Meta-Analysis of Expression of the Stress Tolerance Associated Genes and Uncover their Cis-Regulatory Elements in Rice (Oryza sativa L.)
Nikwan Shariatipour10000-0003-4174-4375, Bahram Heidari1, *0000-0002-5856-4592
Rice contributes to the staple food of more than half of the world’s population. However, its productivity is influenced by various biotic and abiotic stresses. Genetic engineering and plant breeding tools help to overcome the adverse effects of environmental stresses.
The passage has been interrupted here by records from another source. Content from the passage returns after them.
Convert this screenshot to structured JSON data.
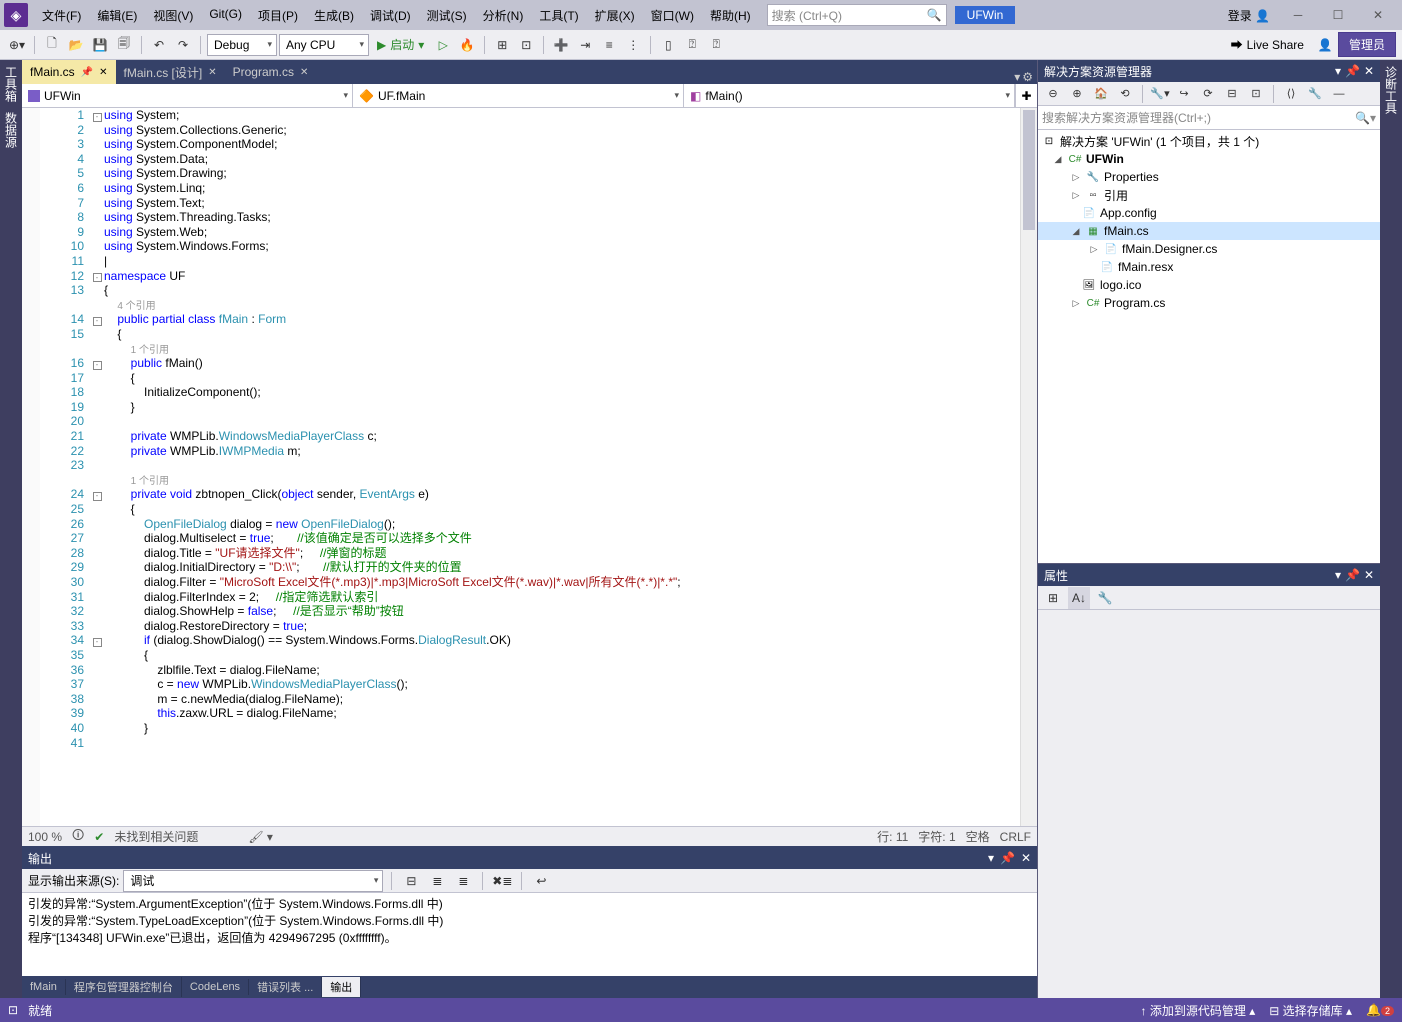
{
  "titlebar": {
    "menus": [
      "文件(F)",
      "编辑(E)",
      "视图(V)",
      "Git(G)",
      "项目(P)",
      "生成(B)",
      "调试(D)",
      "测试(S)",
      "分析(N)",
      "工具(T)",
      "扩展(X)",
      "窗口(W)",
      "帮助(H)"
    ],
    "search_placeholder": "搜索 (Ctrl+Q)",
    "solution_name": "UFWin",
    "login": "登录",
    "admin_btn": "管理员"
  },
  "toolbar": {
    "config": "Debug",
    "platform": "Any CPU",
    "start": "启动",
    "live_share": "Live Share"
  },
  "left_strip": [
    "工具箱",
    "数据源"
  ],
  "right_strip": "诊断工具",
  "doc_tabs": [
    {
      "label": "fMain.cs",
      "active": true,
      "pinned": true
    },
    {
      "label": "fMain.cs [设计]",
      "active": false
    },
    {
      "label": "Program.cs",
      "active": false
    }
  ],
  "nav": {
    "project": "UFWin",
    "class": "UF.fMain",
    "member": "fMain()"
  },
  "refs": {
    "four": "4 个引用",
    "one": "1 个引用"
  },
  "code_lines": [
    {
      "n": 1,
      "fold": "-",
      "html": "<span class='k'>using</span> System;"
    },
    {
      "n": 2,
      "html": "<span class='k'>using</span> System.Collections.Generic;"
    },
    {
      "n": 3,
      "html": "<span class='k'>using</span> System.ComponentModel;"
    },
    {
      "n": 4,
      "html": "<span class='k'>using</span> System.Data;"
    },
    {
      "n": 5,
      "html": "<span class='k'>using</span> System.Drawing;"
    },
    {
      "n": 6,
      "html": "<span class='k'>using</span> System.Linq;"
    },
    {
      "n": 7,
      "html": "<span class='k'>using</span> System.Text;"
    },
    {
      "n": 8,
      "html": "<span class='k'>using</span> System.Threading.Tasks;"
    },
    {
      "n": 9,
      "html": "<span class='k'>using</span> System.Web;"
    },
    {
      "n": 10,
      "html": "<span class='k'>using</span> System.Windows.Forms;"
    },
    {
      "n": 11,
      "html": "|"
    },
    {
      "n": 12,
      "fold": "-",
      "html": "<span class='k'>namespace</span> UF"
    },
    {
      "n": 13,
      "html": "{"
    },
    {
      "n": "",
      "html": "    <span class='ref' data-bind='refs.four'></span>"
    },
    {
      "n": 14,
      "fold": "-",
      "html": "    <span class='k'>public</span> <span class='k'>partial</span> <span class='k'>class</span> <span class='t'>fMain</span> : <span class='t'>Form</span>"
    },
    {
      "n": 15,
      "html": "    {"
    },
    {
      "n": "",
      "html": "        <span class='ref' data-bind='refs.one'></span>"
    },
    {
      "n": 16,
      "fold": "-",
      "html": "        <span class='k'>public</span> fMain()"
    },
    {
      "n": 17,
      "html": "        {"
    },
    {
      "n": 18,
      "html": "            InitializeComponent();"
    },
    {
      "n": 19,
      "html": "        }"
    },
    {
      "n": 20,
      "html": ""
    },
    {
      "n": 21,
      "html": "        <span class='k'>private</span> WMPLib.<span class='t'>WindowsMediaPlayerClass</span> c;"
    },
    {
      "n": 22,
      "html": "        <span class='k'>private</span> WMPLib.<span class='t'>IWMPMedia</span> m;"
    },
    {
      "n": 23,
      "html": ""
    },
    {
      "n": "",
      "html": "        <span class='ref' data-bind='refs.one'></span>"
    },
    {
      "n": 24,
      "fold": "-",
      "html": "        <span class='k'>private</span> <span class='k'>void</span> zbtnopen_Click(<span class='k'>object</span> sender, <span class='t'>EventArgs</span> e)"
    },
    {
      "n": 25,
      "html": "        {"
    },
    {
      "n": 26,
      "html": "            <span class='t'>OpenFileDialog</span> dialog = <span class='k'>new</span> <span class='t'>OpenFileDialog</span>();"
    },
    {
      "n": 27,
      "html": "            dialog.Multiselect = <span class='k'>true</span>;       <span class='c'>//该值确定是否可以选择多个文件</span>"
    },
    {
      "n": 28,
      "html": "            dialog.Title = <span class='s'>\"UF请选择文件\"</span>;     <span class='c'>//弹窗的标题</span>"
    },
    {
      "n": 29,
      "html": "            dialog.InitialDirectory = <span class='s'>\"D:\\\\\"</span>;       <span class='c'>//默认打开的文件夹的位置</span>"
    },
    {
      "n": 30,
      "html": "            dialog.Filter = <span class='s'>\"MicroSoft Excel文件(*.mp3)|*.mp3|MicroSoft Excel文件(*.wav)|*.wav|所有文件(*.*)|*.*\"</span>;"
    },
    {
      "n": 31,
      "html": "            dialog.FilterIndex = 2;     <span class='c'>//指定筛选默认索引</span>"
    },
    {
      "n": 32,
      "html": "            dialog.ShowHelp = <span class='k'>false</span>;     <span class='c'>//是否显示“帮助”按钮</span>"
    },
    {
      "n": 33,
      "html": "            dialog.RestoreDirectory = <span class='k'>true</span>;"
    },
    {
      "n": 34,
      "fold": "-",
      "html": "            <span class='k'>if</span> (dialog.ShowDialog() == System.Windows.Forms.<span class='t'>DialogResult</span>.OK)"
    },
    {
      "n": 35,
      "html": "            {"
    },
    {
      "n": 36,
      "html": "                zlblfile.Text = dialog.FileName;"
    },
    {
      "n": 37,
      "html": "                c = <span class='k'>new</span> WMPLib.<span class='t'>WindowsMediaPlayerClass</span>();"
    },
    {
      "n": 38,
      "html": "                m = c.newMedia(dialog.FileName);"
    },
    {
      "n": 39,
      "html": "                <span class='k'>this</span>.zaxw.URL = dialog.FileName;"
    },
    {
      "n": 40,
      "html": "            }"
    },
    {
      "n": 41,
      "html": ""
    }
  ],
  "editor_status": {
    "zoom": "100 %",
    "issues": "未找到相关问题",
    "line": "行: 11",
    "col": "字符: 1",
    "ins": "空格",
    "enc": "CRLF"
  },
  "output": {
    "title": "输出",
    "source_label": "显示输出来源(S):",
    "source": "调试",
    "lines": [
      "引发的异常:“System.ArgumentException”(位于 System.Windows.Forms.dll 中)",
      "引发的异常:“System.TypeLoadException”(位于 System.Windows.Forms.dll 中)",
      "程序“[134348] UFWin.exe”已退出，返回值为 4294967295 (0xffffffff)。"
    ]
  },
  "bottom_tabs": [
    "fMain",
    "程序包管理器控制台",
    "CodeLens",
    "错误列表 ...",
    "输出"
  ],
  "sln": {
    "title": "解决方案资源管理器",
    "search_placeholder": "搜索解决方案资源管理器(Ctrl+;)",
    "root": "解决方案 'UFWin' (1 个项目，共 1 个)",
    "project": "UFWin",
    "nodes": {
      "properties": "Properties",
      "refs": "引用",
      "appconfig": "App.config",
      "fmain": "fMain.cs",
      "designer": "fMain.Designer.cs",
      "resx": "fMain.resx",
      "logo": "logo.ico",
      "program": "Program.cs"
    }
  },
  "props": {
    "title": "属性"
  },
  "statusbar": {
    "ready": "就绪",
    "src": "添加到源代码管理",
    "repo": "选择存储库",
    "bell_count": "2"
  }
}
The advanced bioinformatics tools provide information for a better understanding of the mechanisms underlying stress tolerance, gene expression profiles and functions of the important genes and cis-regulatory elements involved in better performance under abiotic stresses.
To identify the key genes involved in the tolerance mechanism for abiotic stresses and their regulatory networks in rice (Oryza sativa L.).
A total of 152 various microarray datasets associated with nine rice trials were retrieved for expression meta-analysis through various bioinformatics tools.
The results indicated that 29593, 202798, 73224 and 25241 genes represented significant differential expression under cold, drought, salinity and heat stress conditions compared with the control condition, respectively. Twenty three highly overexpressed genes were identified under the evaluated abiotic stresses. The transcription regulatory activity of differentially expressed genes was mainly due to hormone, light and stress-responsive cis-acting regulatory elements among which ABRE, ARE, CGTCA-motif, GARE-motif, TGACG-motif, G-box, G-Box, GAG-motif, GA-motif, TCT-motif, Box 4, Sp1, HSE, MBS and TC-rich repeats were the most important in the promoter sites of the identified up-regulated genes. The results of cis-acting regulatory analysis suggest that 15 cis-acting regulatory elements were contributed to the tolerance mechanisms for abiotic stresses.
The result of expression meta-analysis in this study provides an insight for plant breeders for better understanding the function of the genes and their regulatory mechanism in plants (especially cereals) exposed to different abiotic stresses. The outcome of this study suggests practical approaches for designing unified breeding programmes to breed multi-abiotic stress-tolerant species.
* Address correspondence to this author at the Department of Crop Production and Plant Breeding, Shiraz University, School of Agriculture, Bajgah, Shiraz, Iran; Tel: 989177070889; E-mail: email@example.com